Element data from apps and pages
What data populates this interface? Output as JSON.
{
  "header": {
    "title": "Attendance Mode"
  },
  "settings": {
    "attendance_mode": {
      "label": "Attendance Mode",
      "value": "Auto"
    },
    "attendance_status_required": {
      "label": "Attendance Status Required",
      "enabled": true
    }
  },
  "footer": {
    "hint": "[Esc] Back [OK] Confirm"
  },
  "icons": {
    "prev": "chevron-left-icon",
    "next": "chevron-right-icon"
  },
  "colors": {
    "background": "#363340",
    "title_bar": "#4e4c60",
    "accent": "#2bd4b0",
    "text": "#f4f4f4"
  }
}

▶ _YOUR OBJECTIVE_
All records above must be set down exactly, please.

▶ _RESPONSE FOR THIS EXERCISE_
What data populates this interface? Output as JSON.
{
  "header": {
    "title": "Attendance Mode"
  },
  "settings": {
    "attendance_mode": {
      "label": "Attendance Mode",
      "value": "Auto"
    },
    "attendance_status_required": {
      "label": "Attendance Status Required",
      "enabled": true
    }
  },
  "footer": {
    "hint": "[Esc] Back [OK] Confirm"
  },
  "icons": {
    "prev": "chevron-left-icon",
    "next": "chevron-right-icon"
  },
  "colors": {
    "background": "#363340",
    "title_bar": "#4e4c60",
    "accent": "#2bd4b0",
    "text": "#f4f4f4"
  }
}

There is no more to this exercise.